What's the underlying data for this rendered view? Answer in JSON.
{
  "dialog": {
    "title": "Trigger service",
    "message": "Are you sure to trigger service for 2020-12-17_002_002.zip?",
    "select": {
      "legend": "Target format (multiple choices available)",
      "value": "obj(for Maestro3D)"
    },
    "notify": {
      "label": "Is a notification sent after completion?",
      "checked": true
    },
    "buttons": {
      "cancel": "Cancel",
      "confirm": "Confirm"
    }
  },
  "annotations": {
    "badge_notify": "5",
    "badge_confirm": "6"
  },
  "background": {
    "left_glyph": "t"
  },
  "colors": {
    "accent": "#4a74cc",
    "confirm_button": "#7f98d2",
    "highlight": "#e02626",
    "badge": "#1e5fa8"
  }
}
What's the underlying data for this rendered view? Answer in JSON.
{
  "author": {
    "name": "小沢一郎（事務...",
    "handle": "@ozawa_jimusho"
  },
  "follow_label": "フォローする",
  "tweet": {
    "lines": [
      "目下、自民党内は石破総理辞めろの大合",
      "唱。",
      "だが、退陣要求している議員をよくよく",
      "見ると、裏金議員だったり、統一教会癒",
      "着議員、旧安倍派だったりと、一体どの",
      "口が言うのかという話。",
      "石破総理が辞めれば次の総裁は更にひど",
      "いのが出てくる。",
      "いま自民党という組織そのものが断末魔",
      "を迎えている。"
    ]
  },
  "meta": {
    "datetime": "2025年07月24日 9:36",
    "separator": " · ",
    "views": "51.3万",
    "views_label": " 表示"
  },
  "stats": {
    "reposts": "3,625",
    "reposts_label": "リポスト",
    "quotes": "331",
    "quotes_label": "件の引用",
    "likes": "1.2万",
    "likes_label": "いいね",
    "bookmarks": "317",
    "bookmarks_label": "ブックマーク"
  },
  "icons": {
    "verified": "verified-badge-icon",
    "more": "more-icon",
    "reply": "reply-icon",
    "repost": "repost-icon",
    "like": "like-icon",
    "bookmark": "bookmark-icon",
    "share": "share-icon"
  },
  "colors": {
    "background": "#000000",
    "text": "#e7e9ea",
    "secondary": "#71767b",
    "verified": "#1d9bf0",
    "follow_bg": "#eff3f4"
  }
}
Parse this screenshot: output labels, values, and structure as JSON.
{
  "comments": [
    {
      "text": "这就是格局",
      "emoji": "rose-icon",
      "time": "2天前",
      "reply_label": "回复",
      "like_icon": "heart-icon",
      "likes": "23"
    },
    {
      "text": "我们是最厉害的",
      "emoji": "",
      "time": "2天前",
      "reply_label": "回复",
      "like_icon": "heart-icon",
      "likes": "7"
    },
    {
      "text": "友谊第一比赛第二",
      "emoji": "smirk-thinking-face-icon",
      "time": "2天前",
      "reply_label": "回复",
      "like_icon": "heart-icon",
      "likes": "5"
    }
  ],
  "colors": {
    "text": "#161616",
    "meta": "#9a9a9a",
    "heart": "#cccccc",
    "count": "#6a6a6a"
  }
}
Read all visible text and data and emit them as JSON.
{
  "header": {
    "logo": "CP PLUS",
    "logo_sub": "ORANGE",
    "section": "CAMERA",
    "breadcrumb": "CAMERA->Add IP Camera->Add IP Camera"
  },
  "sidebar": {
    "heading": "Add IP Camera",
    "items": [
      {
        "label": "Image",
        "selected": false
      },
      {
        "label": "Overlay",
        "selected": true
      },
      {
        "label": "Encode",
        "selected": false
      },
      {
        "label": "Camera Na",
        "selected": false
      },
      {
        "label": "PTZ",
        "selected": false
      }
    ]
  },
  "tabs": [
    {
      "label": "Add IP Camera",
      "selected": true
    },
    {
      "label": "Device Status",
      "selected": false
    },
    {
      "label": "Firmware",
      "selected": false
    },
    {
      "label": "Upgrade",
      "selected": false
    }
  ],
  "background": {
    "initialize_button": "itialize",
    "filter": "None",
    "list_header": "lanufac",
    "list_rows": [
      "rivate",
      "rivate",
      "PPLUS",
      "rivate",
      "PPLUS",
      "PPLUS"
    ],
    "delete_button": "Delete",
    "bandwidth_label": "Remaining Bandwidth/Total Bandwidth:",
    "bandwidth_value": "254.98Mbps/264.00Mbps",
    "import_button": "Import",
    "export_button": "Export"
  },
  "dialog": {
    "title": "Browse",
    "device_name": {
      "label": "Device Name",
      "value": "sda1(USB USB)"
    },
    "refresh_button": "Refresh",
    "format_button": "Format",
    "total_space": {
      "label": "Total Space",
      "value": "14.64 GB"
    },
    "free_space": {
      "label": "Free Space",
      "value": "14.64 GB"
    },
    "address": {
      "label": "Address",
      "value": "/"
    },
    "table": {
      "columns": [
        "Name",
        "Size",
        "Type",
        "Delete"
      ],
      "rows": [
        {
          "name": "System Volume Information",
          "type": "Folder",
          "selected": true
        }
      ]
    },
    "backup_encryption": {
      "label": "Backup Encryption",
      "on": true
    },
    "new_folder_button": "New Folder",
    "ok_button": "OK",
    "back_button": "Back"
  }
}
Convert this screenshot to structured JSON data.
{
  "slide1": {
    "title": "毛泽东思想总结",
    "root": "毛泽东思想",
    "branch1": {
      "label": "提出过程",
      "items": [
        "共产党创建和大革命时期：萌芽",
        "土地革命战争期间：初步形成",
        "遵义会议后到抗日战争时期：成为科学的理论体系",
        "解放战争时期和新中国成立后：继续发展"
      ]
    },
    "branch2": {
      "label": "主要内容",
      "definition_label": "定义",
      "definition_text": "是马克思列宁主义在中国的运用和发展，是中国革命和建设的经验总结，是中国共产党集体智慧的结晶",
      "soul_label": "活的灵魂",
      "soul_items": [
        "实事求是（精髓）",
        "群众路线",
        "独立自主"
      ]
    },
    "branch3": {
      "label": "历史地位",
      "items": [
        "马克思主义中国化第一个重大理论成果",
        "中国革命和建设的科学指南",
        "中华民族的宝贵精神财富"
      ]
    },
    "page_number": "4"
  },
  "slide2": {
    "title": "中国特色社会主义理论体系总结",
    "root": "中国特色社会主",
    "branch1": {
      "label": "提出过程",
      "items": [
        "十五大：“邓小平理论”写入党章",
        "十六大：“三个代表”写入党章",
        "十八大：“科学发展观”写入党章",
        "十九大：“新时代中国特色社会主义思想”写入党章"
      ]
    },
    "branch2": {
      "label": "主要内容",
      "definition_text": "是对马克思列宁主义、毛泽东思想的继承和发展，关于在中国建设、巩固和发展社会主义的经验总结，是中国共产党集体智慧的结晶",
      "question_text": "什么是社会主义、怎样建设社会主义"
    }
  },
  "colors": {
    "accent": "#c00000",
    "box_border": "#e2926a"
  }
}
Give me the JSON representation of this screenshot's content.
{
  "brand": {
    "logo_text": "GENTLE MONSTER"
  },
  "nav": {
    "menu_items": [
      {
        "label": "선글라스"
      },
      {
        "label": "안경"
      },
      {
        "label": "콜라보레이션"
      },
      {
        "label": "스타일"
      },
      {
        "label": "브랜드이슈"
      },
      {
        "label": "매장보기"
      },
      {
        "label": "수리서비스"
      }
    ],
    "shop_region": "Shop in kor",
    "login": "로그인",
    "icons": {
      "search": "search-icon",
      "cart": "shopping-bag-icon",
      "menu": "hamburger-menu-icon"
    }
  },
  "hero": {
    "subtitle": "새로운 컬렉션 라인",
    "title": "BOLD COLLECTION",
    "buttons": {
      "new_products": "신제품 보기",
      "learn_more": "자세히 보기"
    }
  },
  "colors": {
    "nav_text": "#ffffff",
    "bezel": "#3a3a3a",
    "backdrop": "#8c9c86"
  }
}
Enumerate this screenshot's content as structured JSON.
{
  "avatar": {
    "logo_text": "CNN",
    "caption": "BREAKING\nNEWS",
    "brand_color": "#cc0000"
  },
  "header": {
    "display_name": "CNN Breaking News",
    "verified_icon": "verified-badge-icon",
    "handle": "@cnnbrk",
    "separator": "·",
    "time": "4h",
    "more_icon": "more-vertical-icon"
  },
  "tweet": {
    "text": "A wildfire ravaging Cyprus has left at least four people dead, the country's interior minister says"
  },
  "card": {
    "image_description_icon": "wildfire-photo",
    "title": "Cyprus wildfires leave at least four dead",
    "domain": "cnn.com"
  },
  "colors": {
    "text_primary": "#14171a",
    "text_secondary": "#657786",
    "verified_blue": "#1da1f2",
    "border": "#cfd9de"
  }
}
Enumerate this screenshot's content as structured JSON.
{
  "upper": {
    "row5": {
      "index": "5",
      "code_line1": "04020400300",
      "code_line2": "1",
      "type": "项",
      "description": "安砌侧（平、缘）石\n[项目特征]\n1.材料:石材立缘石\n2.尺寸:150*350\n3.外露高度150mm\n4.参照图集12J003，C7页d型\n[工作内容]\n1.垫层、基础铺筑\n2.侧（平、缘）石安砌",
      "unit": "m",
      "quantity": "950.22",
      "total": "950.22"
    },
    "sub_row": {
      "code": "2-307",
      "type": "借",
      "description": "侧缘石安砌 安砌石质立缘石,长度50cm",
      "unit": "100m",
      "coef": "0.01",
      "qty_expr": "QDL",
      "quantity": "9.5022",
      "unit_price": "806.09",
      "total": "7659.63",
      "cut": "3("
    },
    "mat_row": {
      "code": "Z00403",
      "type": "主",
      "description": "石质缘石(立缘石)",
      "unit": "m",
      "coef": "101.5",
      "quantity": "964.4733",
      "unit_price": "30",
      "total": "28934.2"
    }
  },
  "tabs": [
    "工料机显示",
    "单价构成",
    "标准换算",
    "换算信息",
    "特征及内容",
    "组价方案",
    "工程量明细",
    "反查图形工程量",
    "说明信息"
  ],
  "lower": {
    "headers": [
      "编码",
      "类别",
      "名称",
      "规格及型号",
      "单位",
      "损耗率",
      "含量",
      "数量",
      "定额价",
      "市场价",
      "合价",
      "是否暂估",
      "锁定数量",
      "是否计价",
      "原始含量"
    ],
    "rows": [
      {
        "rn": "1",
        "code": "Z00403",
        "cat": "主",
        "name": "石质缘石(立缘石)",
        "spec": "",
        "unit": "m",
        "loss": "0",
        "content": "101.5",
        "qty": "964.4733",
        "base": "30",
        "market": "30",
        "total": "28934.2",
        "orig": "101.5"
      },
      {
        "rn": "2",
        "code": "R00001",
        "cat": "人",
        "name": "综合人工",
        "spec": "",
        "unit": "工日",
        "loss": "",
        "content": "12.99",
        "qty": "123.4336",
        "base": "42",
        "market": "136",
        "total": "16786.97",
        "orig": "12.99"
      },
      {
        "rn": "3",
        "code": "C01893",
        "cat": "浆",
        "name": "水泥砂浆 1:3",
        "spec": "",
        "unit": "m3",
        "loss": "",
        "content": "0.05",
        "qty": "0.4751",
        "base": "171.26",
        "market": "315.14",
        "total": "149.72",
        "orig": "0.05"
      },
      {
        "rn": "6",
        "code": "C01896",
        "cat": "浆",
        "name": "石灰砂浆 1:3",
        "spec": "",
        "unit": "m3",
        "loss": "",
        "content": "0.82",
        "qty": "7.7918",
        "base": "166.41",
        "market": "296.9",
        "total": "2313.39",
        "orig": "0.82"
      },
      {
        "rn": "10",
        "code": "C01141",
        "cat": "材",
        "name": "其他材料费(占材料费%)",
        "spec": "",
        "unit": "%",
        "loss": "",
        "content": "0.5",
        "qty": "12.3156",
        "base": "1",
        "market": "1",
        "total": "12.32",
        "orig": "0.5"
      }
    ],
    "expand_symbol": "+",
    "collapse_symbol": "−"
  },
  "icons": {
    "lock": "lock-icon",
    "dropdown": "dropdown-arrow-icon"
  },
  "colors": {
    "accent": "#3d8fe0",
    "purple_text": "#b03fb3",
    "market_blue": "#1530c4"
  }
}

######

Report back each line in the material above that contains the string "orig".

- Exercise response -
        "orig": "101.5"
        "orig": "12.99"
        "orig": "0.05"
        "orig": "0.82"
        "orig": "0.5"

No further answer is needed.